NCJ Number
Law and Order Volume: 52 Issue: 11 Dated: November 2004 Pages: 40,42,44
Jim Weiss; Mickey Davis
Date Published
November 2004
3 pages
This article describes physical conflict resolution (PCR), which is based on Aikijujitsu and Russian Martial Arts Systema, as a means of addressing situations in which police officers are armed and confronting multiple adversaries who may be armed.

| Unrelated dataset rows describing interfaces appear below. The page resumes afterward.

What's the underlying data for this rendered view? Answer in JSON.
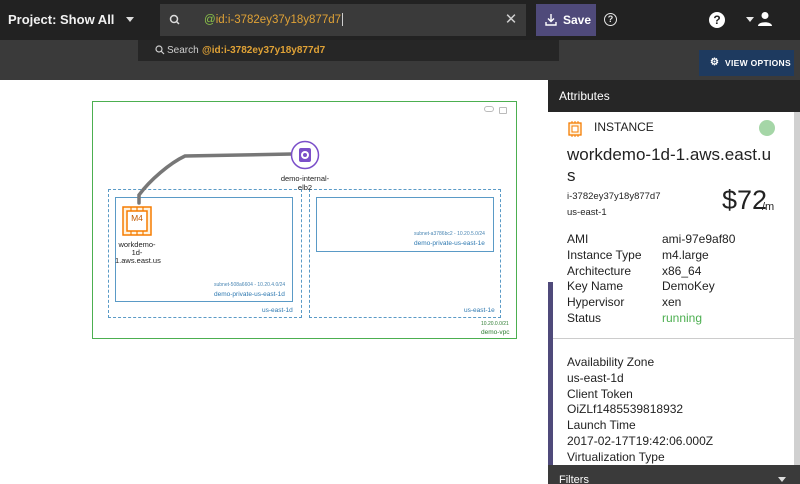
{
  "header": {
    "project_label": "Project: Show All",
    "search_query_prefix": "@",
    "search_query_rest": "id:i-3782ey37y18y877d7",
    "save_label": "Save"
  },
  "suggestion": {
    "label": "Search",
    "value": "@id:i-3782ey37y18y877d7"
  },
  "toolbar": {
    "view_options_label": "VIEW OPTIONS"
  },
  "diagram": {
    "elb_label": "demo-internal-elb2",
    "instance_badge": "M4",
    "instance_label": "workdemo-1d-1.aws.east.us",
    "subnet1_id": "subnet-508a6604 - 10.20.4.0/24",
    "subnet1_name": "demo-private-us-east-1d",
    "subnet2_id": "subnet-a3786bc2 - 10.20.5.0/24",
    "subnet2_name": "demo-private-us-east-1e",
    "az1_label": "us-east-1d",
    "az2_label": "us-east-1e",
    "vpc_cidr": "10.20.0.0/21",
    "vpc_name": "demo-vpc"
  },
  "panel": {
    "title": "Attributes",
    "type_label": "INSTANCE",
    "instance_name": "workdemo-1d-1.aws.east.us",
    "instance_id": "i-3782ey37y18y877d7",
    "region": "us-east-1",
    "price": "$72",
    "price_unit": "/m",
    "attributes": [
      {
        "key": "AMI",
        "value": "ami-97e9af80"
      },
      {
        "key": "Instance Type",
        "value": "m4.large"
      },
      {
        "key": "Architecture",
        "value": "x86_64"
      },
      {
        "key": "Key Name",
        "value": "DemoKey"
      },
      {
        "key": "Hypervisor",
        "value": "xen"
      },
      {
        "key": "Status",
        "value": "running"
      }
    ],
    "extra": [
      "Availability Zone",
      "us-east-1d",
      "Client Token",
      "OiZLf1485539818932",
      "Launch Time",
      "2017-02-17T19:42:06.000Z",
      "Virtualization Type"
    ],
    "filters_label": "Filters"
  },
  "colors": {
    "topbar": "#222222",
    "accent_purple": "#4f4a7a",
    "query_orange": "#e0a236",
    "running_green": "#4caf50",
    "vpc_green": "#4caf50",
    "subnet_blue": "#5a9ac6"
  },
  "icons": [
    "caret-down-icon",
    "search-icon",
    "close-icon",
    "download-icon",
    "help-icon",
    "user-icon",
    "gear-icon",
    "cloud-icon",
    "lock-icon",
    "load-balancer-icon",
    "ec2-instance-icon",
    "chip-icon"
  ]
}
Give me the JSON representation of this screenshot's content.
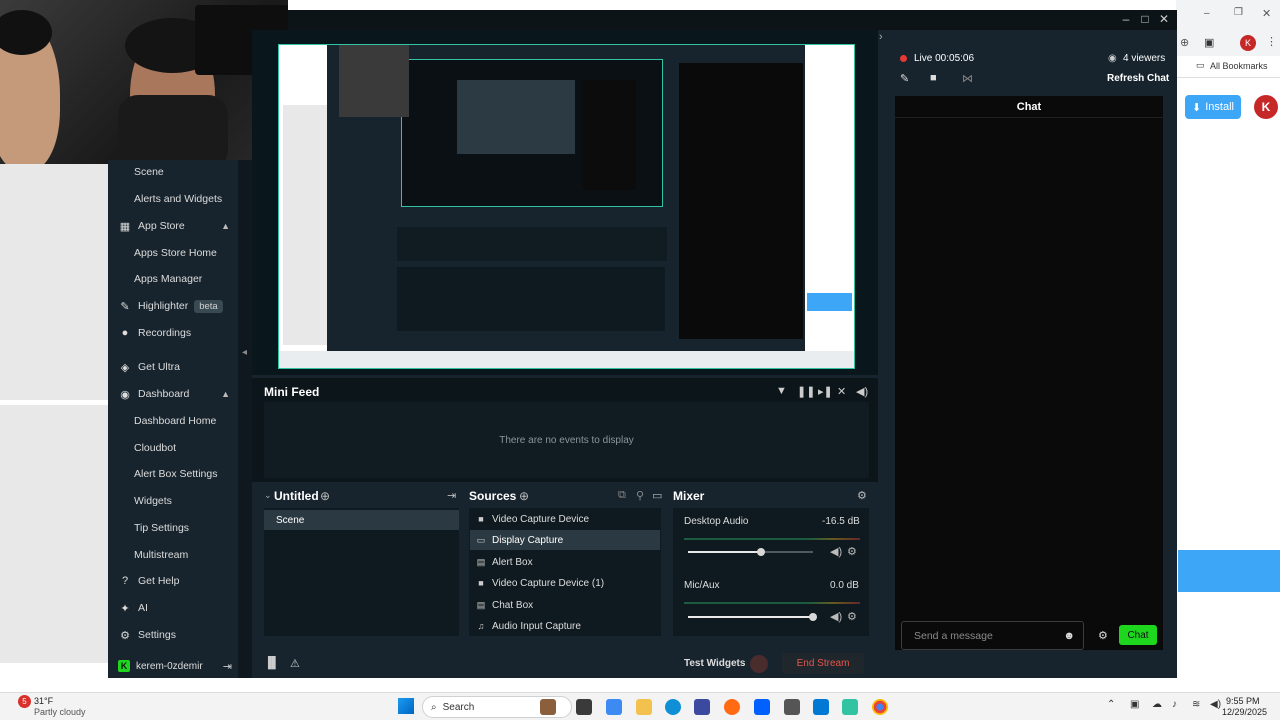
{
  "browser": {
    "bookmarks_label": "All Bookmarks",
    "install_label": "Install",
    "avatar_letter": "K"
  },
  "app": {
    "window_controls": [
      "–",
      "□",
      "✕"
    ]
  },
  "sidebar": {
    "items": [
      {
        "label": "Scene",
        "icon": "scene",
        "sub": true
      },
      {
        "label": "Alerts and Widgets",
        "icon": "",
        "sub": true
      },
      {
        "label": "App Store",
        "icon": "app-store-icon",
        "sub": false,
        "expanded": true
      },
      {
        "label": "Apps Store Home",
        "icon": "",
        "sub": true
      },
      {
        "label": "Apps Manager",
        "icon": "",
        "sub": true
      },
      {
        "label": "Highlighter",
        "icon": "highlighter-icon",
        "sub": false,
        "badge": "beta"
      },
      {
        "label": "Recordings",
        "icon": "record-icon",
        "sub": false
      },
      {
        "label": "Get Ultra",
        "icon": "ultra-icon",
        "sub": false
      },
      {
        "label": "Dashboard",
        "icon": "dashboard-icon",
        "sub": false,
        "expanded": true
      },
      {
        "label": "Dashboard Home",
        "icon": "",
        "sub": true
      },
      {
        "label": "Cloudbot",
        "icon": "",
        "sub": true
      },
      {
        "label": "Alert Box Settings",
        "icon": "",
        "sub": true
      },
      {
        "label": "Widgets",
        "icon": "",
        "sub": true
      },
      {
        "label": "Tip Settings",
        "icon": "",
        "sub": true
      },
      {
        "label": "Multistream",
        "icon": "",
        "sub": true
      },
      {
        "label": "Get Help",
        "icon": "help-icon",
        "sub": false
      },
      {
        "label": "AI",
        "icon": "ai-icon",
        "sub": false
      },
      {
        "label": "Settings",
        "icon": "gear-icon",
        "sub": false
      }
    ],
    "user": "kerem-0zdemir"
  },
  "minifeed": {
    "title": "Mini Feed",
    "empty_text": "There are no events to display"
  },
  "scenes": {
    "title": "Untitled",
    "items": [
      "Scene"
    ]
  },
  "sources": {
    "title": "Sources",
    "items": [
      {
        "label": "Video Capture Device",
        "icon": "camera-icon",
        "selected": false
      },
      {
        "label": "Display Capture",
        "icon": "monitor-icon",
        "selected": true
      },
      {
        "label": "Alert Box",
        "icon": "alert-box-icon",
        "selected": false
      },
      {
        "label": "Video Capture Device (1)",
        "icon": "camera-icon",
        "selected": false
      },
      {
        "label": "Chat Box",
        "icon": "chat-box-icon",
        "selected": false
      },
      {
        "label": "Audio Input Capture",
        "icon": "mic-icon",
        "selected": false
      }
    ]
  },
  "mixer": {
    "title": "Mixer",
    "channels": [
      {
        "name": "Desktop Audio",
        "level": "-16.5 dB",
        "volume_fraction": 0.58
      },
      {
        "name": "Mic/Aux",
        "level": "0.0 dB",
        "volume_fraction": 1.0
      }
    ]
  },
  "footer": {
    "test_widgets": "Test Widgets",
    "end_stream": "End Stream"
  },
  "live": {
    "status": "Live 00:05:06",
    "viewers": "4 viewers",
    "refresh": "Refresh Chat"
  },
  "chat": {
    "title": "Chat",
    "input_placeholder": "Send a message",
    "send_label": "Chat"
  },
  "taskbar": {
    "weather_temp": "31°F",
    "weather_desc": "Partly cloudy",
    "weather_badge": "5",
    "search_label": "Search",
    "time": "9:55 PM",
    "date": "12/29/2025"
  },
  "colors": {
    "accent_green": "#1fd61f",
    "live_red": "#e53935",
    "end_stream_red": "#e3564b",
    "preview_border": "#31c3a2"
  }
}
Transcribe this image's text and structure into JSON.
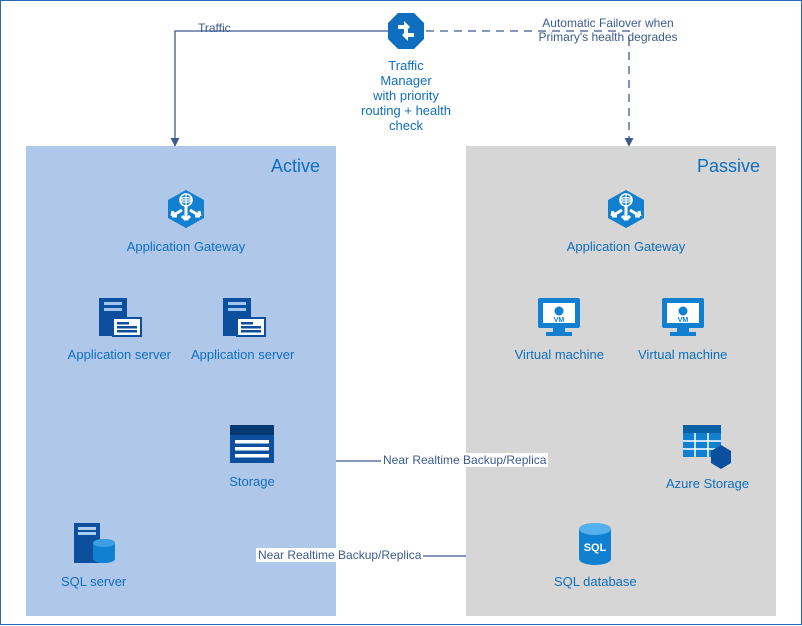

PCR defensive countermeasures use the takedown principles of Aikijujitsu, which uses triangulation and points of balance to upset an adversary's balance, such that he/she becomes inherently weak and unable to function efficiently. Takedown techniques are combined with weapon retention, when the officer's weapon is drawn or pointing. PCR's distinction is a use-of-force continuum built into all the movements. In PCR, movements are flexible and can be regulated according to the magnitude of the force used by the adversary. The techniques can be gentle and harmless or can be applied to finish a lethal-force confrontation. After describing the general features of the PCR techniques, this article describes the "head tip," which can be used by an officer to quickly take down a person who is not immediately threatening but may be obstructing entrance into a building to execute a search warrant. Techniques and drills are then described for gun retention against an adversary's efforts to grab an officer's gun. Next, descriptions are provided for takedown drills that involve contacting adversaries at the head and joints such as the elbows and knees. The article concludes with a description of PCR training procedures.